▸ **EXERCISE GOAL**
A single number is needed: how many lines of the data below contain "Marathon".

Website and app data records:

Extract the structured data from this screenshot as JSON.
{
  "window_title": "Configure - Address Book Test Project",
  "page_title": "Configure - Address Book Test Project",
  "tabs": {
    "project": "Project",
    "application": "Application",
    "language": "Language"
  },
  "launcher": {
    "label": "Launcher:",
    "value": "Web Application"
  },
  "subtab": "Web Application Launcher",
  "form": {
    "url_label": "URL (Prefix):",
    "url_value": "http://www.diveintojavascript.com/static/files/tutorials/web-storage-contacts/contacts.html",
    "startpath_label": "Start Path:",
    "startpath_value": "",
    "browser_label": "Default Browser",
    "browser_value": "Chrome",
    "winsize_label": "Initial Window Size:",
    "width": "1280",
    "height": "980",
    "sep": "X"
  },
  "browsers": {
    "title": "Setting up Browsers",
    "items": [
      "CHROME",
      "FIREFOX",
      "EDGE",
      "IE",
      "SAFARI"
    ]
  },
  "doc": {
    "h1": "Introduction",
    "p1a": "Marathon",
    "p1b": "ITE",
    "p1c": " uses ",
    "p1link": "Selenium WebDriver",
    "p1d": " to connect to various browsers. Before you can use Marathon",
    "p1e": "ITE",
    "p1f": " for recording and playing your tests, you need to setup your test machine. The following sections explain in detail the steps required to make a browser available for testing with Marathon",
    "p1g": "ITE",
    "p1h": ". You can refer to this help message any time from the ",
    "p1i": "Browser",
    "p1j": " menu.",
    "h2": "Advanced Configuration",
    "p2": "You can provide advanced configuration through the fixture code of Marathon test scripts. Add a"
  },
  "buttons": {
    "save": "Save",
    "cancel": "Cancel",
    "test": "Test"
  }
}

▸ **ANSWER BELOW**
4